* Problem requirements
The word "value" appears in some lines of the entries. Say how many, and give nothing but the number.
(Beginning of Information)
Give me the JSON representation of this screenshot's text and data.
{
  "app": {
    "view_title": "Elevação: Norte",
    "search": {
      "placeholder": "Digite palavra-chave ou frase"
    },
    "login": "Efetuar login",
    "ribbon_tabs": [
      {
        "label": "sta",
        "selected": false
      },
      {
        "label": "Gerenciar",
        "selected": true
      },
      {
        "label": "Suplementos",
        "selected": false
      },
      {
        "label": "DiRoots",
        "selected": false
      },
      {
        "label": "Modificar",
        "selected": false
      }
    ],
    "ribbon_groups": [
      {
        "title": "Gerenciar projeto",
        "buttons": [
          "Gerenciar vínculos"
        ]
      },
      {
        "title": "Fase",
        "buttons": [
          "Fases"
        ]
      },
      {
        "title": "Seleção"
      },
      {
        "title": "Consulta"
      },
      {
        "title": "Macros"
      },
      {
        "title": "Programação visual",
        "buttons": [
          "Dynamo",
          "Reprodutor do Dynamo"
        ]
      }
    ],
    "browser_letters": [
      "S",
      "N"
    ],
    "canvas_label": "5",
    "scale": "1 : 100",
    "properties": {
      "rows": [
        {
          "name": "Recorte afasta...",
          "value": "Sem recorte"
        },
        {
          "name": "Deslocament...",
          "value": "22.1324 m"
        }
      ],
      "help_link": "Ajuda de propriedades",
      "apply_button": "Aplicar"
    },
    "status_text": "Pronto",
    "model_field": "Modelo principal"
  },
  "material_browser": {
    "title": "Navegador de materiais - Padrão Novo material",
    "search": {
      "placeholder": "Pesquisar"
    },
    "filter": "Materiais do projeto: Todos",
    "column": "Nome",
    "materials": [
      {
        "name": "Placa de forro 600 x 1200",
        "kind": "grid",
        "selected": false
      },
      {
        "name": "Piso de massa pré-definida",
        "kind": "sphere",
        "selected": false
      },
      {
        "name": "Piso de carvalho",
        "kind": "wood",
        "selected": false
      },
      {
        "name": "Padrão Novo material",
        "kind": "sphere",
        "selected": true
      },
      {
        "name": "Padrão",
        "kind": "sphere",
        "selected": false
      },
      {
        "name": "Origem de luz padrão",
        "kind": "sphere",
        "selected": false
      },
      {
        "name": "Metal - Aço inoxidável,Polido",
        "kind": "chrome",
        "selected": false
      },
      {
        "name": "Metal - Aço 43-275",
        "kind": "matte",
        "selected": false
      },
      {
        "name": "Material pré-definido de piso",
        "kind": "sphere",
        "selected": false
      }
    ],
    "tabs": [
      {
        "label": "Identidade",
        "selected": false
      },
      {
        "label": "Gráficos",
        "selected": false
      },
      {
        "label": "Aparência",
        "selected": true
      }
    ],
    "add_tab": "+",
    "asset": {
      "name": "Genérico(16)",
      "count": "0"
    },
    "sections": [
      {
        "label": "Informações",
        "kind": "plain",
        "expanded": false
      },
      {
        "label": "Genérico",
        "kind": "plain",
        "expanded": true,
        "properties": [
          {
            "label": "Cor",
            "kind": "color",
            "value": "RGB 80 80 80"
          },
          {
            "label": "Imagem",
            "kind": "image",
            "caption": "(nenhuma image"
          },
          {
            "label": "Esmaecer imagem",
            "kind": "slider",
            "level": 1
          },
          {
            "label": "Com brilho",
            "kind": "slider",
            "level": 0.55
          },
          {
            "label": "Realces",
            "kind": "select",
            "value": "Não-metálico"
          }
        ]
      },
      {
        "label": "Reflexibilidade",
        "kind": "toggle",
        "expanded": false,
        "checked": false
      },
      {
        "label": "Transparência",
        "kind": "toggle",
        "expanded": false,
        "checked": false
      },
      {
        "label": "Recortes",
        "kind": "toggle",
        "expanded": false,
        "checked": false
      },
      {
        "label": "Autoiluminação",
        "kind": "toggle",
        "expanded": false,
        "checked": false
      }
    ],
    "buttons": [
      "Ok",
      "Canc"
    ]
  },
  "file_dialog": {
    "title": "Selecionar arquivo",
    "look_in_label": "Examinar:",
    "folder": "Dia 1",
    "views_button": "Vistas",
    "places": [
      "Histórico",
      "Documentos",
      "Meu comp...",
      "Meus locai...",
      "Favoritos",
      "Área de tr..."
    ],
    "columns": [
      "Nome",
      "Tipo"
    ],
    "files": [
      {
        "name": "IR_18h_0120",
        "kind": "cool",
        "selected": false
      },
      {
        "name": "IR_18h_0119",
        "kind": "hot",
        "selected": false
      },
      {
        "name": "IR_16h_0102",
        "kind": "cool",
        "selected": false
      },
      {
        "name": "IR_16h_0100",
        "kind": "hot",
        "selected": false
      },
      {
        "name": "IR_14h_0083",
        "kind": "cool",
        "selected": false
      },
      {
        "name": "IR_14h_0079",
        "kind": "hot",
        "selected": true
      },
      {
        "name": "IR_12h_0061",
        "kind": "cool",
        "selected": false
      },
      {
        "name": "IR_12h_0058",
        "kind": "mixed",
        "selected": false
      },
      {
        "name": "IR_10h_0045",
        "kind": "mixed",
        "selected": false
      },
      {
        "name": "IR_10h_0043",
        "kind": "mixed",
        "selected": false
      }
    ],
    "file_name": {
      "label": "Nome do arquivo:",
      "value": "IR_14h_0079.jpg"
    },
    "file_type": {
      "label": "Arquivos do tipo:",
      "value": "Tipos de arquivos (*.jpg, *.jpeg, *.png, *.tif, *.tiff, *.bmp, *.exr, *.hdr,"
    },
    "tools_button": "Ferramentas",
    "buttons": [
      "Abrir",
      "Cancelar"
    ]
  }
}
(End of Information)
* Output below
6